WHAT IS REQUIRED
Among the entries below, find all lines that include "Extruded" and copy them.

Entries from a dataset of interfaces

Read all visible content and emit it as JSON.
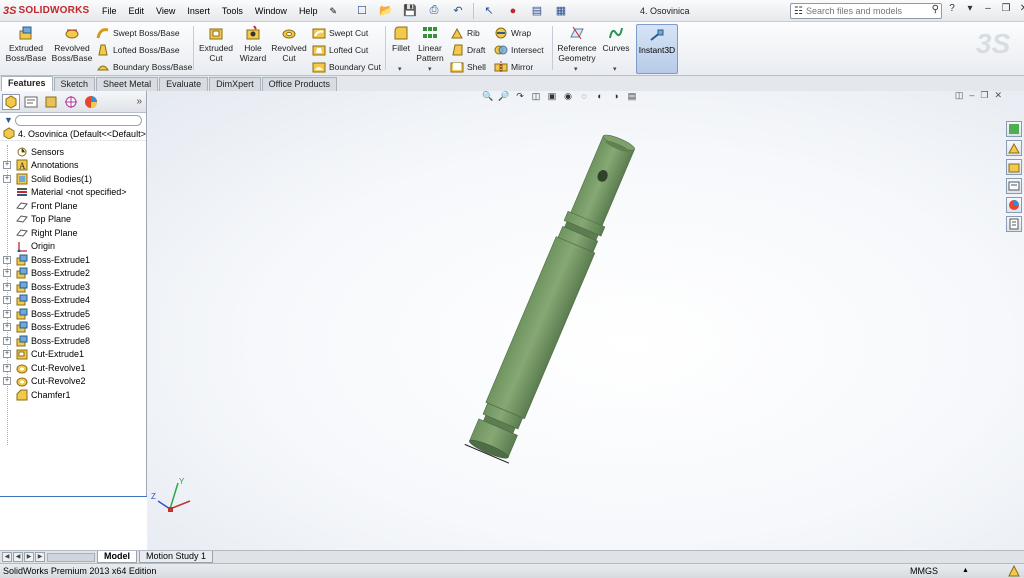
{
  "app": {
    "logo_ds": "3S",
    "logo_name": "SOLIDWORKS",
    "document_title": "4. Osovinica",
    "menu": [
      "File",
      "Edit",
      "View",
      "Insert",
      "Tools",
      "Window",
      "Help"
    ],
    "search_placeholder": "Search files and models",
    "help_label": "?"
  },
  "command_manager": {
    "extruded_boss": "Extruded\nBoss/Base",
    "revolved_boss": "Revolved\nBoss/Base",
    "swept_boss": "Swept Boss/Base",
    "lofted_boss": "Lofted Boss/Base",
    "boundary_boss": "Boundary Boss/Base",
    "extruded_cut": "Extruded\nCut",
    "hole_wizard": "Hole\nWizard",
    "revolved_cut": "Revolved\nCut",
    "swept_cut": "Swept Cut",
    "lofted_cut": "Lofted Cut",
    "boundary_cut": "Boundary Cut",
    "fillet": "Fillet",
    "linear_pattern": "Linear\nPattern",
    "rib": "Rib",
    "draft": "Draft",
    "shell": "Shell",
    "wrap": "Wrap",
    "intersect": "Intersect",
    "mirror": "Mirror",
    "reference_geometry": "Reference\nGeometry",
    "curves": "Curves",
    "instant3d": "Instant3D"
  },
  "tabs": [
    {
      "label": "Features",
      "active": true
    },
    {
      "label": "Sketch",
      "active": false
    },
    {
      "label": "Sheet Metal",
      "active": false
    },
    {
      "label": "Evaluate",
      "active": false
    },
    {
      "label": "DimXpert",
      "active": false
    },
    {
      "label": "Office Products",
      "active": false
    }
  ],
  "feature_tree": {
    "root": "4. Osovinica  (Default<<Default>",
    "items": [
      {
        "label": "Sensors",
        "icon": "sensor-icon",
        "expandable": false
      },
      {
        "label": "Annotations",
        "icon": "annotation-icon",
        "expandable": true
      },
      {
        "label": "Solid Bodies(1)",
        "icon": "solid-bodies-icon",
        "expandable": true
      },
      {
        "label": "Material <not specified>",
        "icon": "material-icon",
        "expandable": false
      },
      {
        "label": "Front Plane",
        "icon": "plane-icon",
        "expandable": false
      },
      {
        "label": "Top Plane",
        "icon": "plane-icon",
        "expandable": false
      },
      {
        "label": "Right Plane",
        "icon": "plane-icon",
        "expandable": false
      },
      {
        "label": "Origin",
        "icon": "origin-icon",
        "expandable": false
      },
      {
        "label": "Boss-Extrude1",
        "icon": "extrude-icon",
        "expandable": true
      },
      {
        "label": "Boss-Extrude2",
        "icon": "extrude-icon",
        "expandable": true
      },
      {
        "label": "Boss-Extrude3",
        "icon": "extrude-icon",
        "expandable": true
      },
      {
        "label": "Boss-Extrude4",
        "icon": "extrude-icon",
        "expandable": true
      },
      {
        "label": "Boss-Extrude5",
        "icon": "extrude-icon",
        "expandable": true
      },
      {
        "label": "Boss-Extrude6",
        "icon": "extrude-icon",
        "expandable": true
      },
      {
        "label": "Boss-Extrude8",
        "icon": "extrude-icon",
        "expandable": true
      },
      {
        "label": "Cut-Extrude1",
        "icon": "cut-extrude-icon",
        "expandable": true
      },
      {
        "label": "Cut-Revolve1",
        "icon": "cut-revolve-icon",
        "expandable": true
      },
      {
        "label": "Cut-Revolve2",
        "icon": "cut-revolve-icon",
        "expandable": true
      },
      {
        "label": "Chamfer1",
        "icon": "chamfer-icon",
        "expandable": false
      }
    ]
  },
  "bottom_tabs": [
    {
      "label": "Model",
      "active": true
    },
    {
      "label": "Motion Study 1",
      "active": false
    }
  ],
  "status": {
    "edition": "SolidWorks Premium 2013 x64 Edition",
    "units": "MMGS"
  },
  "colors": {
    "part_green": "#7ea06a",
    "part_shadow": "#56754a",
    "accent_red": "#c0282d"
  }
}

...

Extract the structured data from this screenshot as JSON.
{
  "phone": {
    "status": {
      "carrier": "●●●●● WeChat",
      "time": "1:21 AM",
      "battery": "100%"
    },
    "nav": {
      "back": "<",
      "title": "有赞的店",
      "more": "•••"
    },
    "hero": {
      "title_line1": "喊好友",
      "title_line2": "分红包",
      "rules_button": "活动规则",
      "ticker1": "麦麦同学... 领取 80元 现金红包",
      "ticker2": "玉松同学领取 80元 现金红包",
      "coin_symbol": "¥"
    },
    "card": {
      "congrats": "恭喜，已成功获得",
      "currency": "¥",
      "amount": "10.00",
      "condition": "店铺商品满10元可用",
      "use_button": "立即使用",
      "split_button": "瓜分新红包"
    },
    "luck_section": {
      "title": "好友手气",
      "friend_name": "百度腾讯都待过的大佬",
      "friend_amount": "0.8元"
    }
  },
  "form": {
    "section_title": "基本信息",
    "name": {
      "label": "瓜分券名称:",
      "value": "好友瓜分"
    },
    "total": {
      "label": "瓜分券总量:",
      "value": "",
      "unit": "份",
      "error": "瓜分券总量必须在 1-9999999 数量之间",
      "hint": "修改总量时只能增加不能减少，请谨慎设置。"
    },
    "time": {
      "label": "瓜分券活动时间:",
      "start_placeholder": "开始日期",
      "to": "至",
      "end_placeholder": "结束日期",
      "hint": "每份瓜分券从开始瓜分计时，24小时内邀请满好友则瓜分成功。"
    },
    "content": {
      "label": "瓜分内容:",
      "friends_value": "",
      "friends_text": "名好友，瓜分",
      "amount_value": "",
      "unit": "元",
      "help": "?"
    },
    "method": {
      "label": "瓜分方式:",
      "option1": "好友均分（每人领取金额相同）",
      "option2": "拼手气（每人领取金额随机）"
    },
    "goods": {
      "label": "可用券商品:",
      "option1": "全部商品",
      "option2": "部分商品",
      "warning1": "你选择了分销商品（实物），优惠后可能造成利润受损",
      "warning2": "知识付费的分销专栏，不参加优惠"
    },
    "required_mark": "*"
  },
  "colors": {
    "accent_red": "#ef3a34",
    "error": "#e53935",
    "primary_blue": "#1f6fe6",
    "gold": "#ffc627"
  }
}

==

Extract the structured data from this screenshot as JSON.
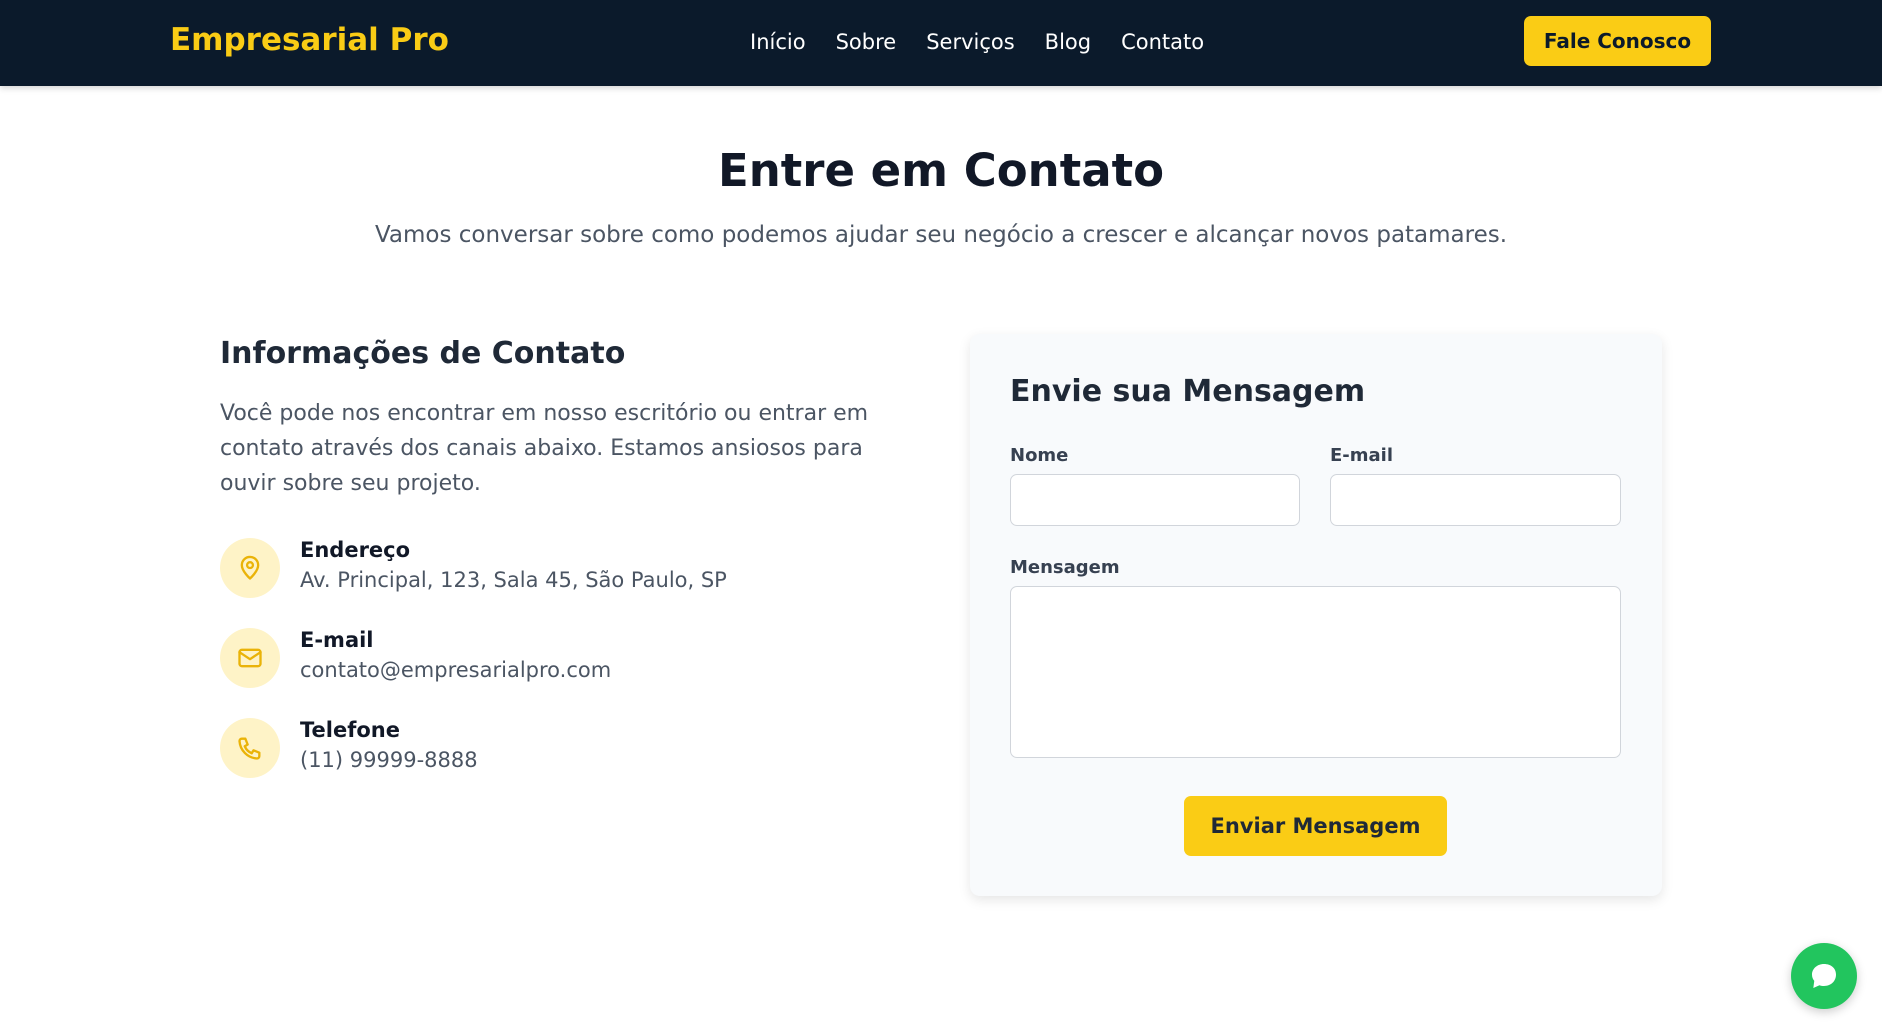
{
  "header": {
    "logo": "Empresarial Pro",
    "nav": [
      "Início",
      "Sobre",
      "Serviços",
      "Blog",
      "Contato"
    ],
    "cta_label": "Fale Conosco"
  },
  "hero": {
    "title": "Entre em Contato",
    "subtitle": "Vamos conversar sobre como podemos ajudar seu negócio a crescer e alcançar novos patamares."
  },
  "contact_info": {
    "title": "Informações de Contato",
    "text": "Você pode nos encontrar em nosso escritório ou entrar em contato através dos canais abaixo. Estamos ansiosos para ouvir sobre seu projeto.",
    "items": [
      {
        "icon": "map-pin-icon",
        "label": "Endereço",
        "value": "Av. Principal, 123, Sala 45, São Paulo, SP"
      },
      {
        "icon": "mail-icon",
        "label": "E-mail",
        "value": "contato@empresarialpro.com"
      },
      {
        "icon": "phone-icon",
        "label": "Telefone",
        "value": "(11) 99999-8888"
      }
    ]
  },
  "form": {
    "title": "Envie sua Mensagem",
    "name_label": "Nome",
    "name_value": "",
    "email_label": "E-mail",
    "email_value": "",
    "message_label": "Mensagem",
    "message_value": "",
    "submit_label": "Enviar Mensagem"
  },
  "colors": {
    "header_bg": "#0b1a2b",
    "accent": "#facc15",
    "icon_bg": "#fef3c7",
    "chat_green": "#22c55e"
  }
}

RESPONSE
    "extruded_boss": "Extruded\nBoss/Base",
    "extruded_cut": "Extruded\nCut",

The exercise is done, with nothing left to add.